[WHAT IS NEEDED]: What is needed is every line of the material that contains "data".

[GIVEN RECORDS]:
******

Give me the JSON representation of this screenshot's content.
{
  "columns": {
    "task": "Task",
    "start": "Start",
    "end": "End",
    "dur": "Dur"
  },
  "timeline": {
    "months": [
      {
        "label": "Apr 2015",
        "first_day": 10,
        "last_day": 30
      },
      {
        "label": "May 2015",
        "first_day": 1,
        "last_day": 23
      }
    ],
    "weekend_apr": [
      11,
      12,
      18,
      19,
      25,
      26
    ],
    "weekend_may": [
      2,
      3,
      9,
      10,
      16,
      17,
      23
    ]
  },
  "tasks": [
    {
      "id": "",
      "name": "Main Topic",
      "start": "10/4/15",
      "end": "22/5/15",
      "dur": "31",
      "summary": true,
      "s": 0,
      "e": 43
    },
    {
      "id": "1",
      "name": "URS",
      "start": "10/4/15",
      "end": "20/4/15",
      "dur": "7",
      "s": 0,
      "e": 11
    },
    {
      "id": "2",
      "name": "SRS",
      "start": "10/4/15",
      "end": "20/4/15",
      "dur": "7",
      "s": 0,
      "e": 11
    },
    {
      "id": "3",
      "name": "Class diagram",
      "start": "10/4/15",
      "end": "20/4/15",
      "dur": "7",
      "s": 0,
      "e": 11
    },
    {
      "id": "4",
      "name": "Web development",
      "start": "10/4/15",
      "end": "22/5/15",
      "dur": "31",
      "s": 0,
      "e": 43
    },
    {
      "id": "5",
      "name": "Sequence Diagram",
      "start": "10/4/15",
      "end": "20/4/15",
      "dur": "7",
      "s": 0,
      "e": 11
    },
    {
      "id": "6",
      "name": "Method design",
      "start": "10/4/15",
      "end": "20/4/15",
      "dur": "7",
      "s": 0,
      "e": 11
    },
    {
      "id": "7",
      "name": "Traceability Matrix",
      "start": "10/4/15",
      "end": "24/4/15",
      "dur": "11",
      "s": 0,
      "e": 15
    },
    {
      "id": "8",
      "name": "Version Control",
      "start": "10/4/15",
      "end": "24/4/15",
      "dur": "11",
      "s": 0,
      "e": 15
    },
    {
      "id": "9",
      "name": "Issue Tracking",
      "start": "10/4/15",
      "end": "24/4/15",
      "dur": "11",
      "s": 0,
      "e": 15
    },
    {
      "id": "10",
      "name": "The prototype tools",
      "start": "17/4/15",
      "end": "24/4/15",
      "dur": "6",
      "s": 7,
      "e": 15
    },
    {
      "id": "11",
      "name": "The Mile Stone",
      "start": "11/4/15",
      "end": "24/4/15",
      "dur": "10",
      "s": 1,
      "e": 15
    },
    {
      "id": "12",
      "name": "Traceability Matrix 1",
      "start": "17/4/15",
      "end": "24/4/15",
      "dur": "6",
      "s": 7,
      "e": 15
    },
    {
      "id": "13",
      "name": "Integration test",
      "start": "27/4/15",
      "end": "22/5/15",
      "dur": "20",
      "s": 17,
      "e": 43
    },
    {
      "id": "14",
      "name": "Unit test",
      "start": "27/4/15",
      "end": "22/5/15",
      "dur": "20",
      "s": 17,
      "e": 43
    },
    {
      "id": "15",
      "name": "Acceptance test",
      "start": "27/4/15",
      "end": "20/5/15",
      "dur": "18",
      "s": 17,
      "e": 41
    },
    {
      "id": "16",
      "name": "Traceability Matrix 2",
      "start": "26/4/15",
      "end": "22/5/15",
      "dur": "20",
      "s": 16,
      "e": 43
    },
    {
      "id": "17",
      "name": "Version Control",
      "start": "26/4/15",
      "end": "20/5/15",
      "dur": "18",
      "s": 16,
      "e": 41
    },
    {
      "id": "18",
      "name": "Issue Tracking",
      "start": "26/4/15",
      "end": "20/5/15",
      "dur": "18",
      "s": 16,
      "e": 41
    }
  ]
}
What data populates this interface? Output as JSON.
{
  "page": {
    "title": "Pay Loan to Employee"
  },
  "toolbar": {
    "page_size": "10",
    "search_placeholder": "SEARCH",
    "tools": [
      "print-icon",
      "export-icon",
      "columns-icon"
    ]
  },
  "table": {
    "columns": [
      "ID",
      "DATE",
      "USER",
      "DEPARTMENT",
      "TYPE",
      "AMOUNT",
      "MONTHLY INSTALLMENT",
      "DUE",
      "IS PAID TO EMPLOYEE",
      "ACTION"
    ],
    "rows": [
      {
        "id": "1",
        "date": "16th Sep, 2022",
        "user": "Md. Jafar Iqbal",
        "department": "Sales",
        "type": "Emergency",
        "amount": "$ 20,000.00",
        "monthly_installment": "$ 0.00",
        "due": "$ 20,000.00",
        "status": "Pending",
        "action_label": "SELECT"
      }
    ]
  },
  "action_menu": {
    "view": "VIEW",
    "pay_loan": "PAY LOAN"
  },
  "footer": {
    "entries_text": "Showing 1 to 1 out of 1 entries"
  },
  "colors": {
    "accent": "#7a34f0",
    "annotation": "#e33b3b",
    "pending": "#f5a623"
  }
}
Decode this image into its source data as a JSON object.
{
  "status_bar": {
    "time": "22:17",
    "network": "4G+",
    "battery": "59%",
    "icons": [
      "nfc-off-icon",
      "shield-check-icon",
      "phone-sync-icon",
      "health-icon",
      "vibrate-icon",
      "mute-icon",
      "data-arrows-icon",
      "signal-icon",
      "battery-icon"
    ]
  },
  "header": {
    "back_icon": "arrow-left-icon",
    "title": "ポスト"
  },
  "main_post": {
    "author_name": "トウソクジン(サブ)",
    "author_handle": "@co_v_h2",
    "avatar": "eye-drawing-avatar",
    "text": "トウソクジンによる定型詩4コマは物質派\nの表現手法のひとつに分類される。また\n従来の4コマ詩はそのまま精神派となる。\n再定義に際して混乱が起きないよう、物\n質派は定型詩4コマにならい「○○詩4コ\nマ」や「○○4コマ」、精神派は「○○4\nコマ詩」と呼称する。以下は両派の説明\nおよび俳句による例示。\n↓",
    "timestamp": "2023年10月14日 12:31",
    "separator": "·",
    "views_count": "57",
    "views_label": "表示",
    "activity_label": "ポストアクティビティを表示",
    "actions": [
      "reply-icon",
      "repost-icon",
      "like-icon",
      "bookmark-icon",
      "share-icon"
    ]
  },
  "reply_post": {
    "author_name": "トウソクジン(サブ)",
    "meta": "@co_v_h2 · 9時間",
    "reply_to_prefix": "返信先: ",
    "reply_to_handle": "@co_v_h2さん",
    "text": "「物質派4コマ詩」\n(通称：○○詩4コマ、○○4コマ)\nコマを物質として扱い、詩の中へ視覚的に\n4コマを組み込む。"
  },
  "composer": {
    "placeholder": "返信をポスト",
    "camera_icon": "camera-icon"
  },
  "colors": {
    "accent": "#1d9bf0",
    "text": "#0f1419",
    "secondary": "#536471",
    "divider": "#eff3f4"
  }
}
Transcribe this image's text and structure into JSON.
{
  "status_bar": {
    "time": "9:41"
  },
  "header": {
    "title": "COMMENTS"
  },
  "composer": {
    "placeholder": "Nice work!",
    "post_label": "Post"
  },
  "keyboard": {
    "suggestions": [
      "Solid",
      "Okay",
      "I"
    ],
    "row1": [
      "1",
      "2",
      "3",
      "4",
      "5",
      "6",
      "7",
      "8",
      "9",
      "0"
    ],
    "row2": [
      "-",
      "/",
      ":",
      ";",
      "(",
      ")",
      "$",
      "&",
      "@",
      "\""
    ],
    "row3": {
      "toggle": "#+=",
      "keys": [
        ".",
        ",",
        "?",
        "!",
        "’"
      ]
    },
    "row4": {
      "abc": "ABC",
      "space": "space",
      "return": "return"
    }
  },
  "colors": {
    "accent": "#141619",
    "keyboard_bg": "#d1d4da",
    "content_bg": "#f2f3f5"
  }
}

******

[ANSWER SECTION]:
What data populates this interface? Output as JSON.
Decode this image into its source data as a JSON object.
      "data-arrows-icon",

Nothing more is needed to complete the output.